This measure will provide a relief to the plantation sector, including palm oil industry, which had suffered financial and revenue losses as the shortages of workers have restrained peak harvesting season.
President of ACCCIM, Dato’ Low Kian Chuan hopes that the Government can consider to implement a similar arrangement to help ease the shortages of workers in the manufacturing and construction sectors, subject to the necessary compliance of SOP to ensure that the brought in workers are not exposed to the COVID-19.
Dato’ Low said that we have conveyed our concerns about the workers shortages in our recent engagement with YB Minister of Home Affairs and Minister of Human Resources. We are worried that the industries would miss out on the ride of a stronger revival in demand if the shortages of foreign manpower persist.
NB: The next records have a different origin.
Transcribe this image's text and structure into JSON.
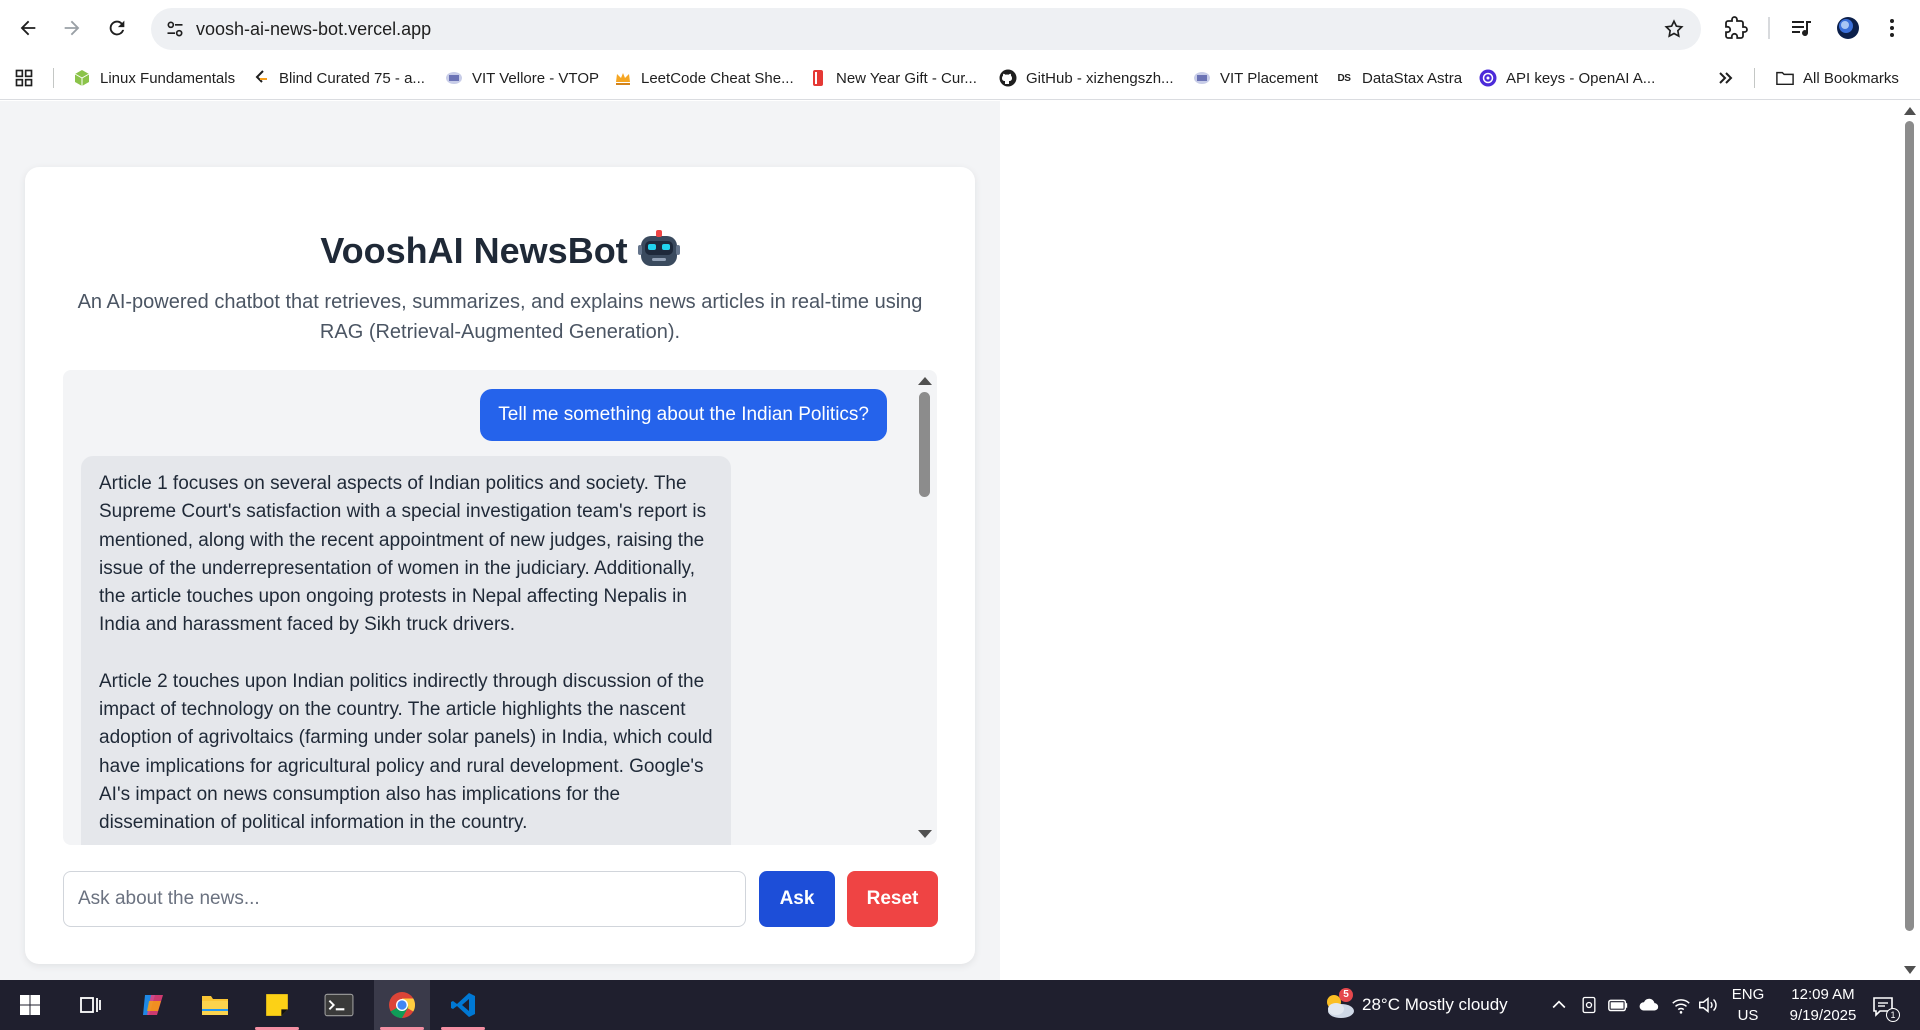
{
  "browser": {
    "url": "voosh-ai-news-bot.vercel.app",
    "bookmarks": [
      {
        "label": "Linux Fundamentals",
        "icon": "cube-icon"
      },
      {
        "label": "Blind Curated 75 - a...",
        "icon": "leetcode-icon"
      },
      {
        "label": "VIT Vellore - VTOP",
        "icon": "vit-icon"
      },
      {
        "label": "LeetCode Cheat She...",
        "icon": "crown-icon"
      },
      {
        "label": "New Year Gift - Cur...",
        "icon": "book-icon"
      },
      {
        "label": "GitHub - xizhengszh...",
        "icon": "github-icon"
      },
      {
        "label": "VIT Placement",
        "icon": "vit-icon"
      },
      {
        "label": "DataStax Astra",
        "icon": "datastax-icon"
      },
      {
        "label": "API keys - OpenAI A...",
        "icon": "openai-icon"
      }
    ],
    "all_bookmarks_label": "All Bookmarks"
  },
  "app": {
    "title": "VooshAI NewsBot",
    "subtitle": "An AI-powered chatbot that retrieves, summarizes, and explains news articles in real-time using RAG (Retrieval-Augmented Generation).",
    "messages": [
      {
        "role": "user",
        "text": "Tell me something about the Indian Politics?"
      },
      {
        "role": "bot",
        "paragraphs": [
          "Article 1 focuses on several aspects of Indian politics and society.  The Supreme Court's satisfaction with a special investigation team's report is mentioned, along with the recent appointment of new judges, raising the issue of the underrepresentation of women in the judiciary.  Additionally, the article touches upon ongoing protests in Nepal affecting Nepalis in India and harassment faced by Sikh truck drivers.",
          "Article 2 touches upon Indian politics indirectly through discussion of the impact of technology on the country.  The article highlights the nascent adoption of agrivoltaics (farming under solar panels) in India, which could have implications for agricultural policy and rural development.  Google's AI's impact on news consumption also has implications for the dissemination of political information in the country."
        ]
      }
    ],
    "input_placeholder": "Ask about the news...",
    "ask_label": "Ask",
    "reset_label": "Reset"
  },
  "taskbar": {
    "weather_badge": "5",
    "weather": "28°C  Mostly cloudy",
    "lang_top": "ENG",
    "lang_bottom": "US",
    "time": "12:09 AM",
    "date": "9/19/2025",
    "notification_count": "1"
  },
  "colors": {
    "accent": "#2563eb",
    "ask_button": "#1d4ed8",
    "reset_button": "#ef4444",
    "page_bg": "#f3f4f6",
    "bot_bubble": "#e5e7eb"
  }
}
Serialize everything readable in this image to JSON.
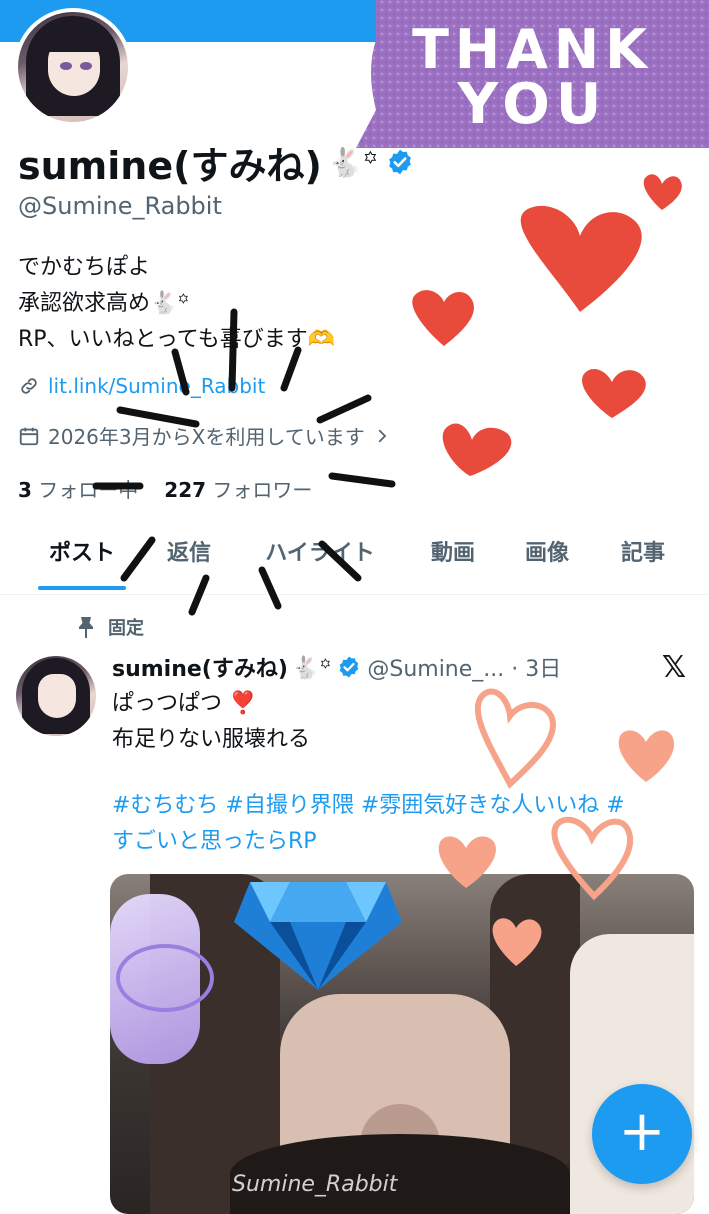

Malaysia needs a holistic approach to handle and regulate the recruitment process under a transparent end-to-end system to apply and approve the application of foreign workers. In the medium-term, the chamber supports the Government’s calls for reducing over-dependency on foreign workers, especially the low-skilled as our country moves towards a high-income nation with the industries adopting technology and automation. The weaning off from foreign workers must not be abruptly and carried out in a gradual manner within a stipulated timeline to ease disruptions to businesses.
ACCCIM believes that industries and businesses are committed to work together with the authorities to design a sustainable migrant workers recruitment system based on good labor practices covering minimum standards of housing and amenities as well as fair treatment as stipulated under the Employees’ Minimum Standards of Housing, Accommodations and Amenities Act 1990 (Act 446).
We also welcome the Government’s pledge to take steps to eliminate forced labor after the country was downgraded by the US to the worst level (Tier 3) for failing to meet minimal standards for the elimination of trafficking and was not making significant efforts to do. Failure to improve the rating would put our country’s image and Malaysian companies’ reputation at risk.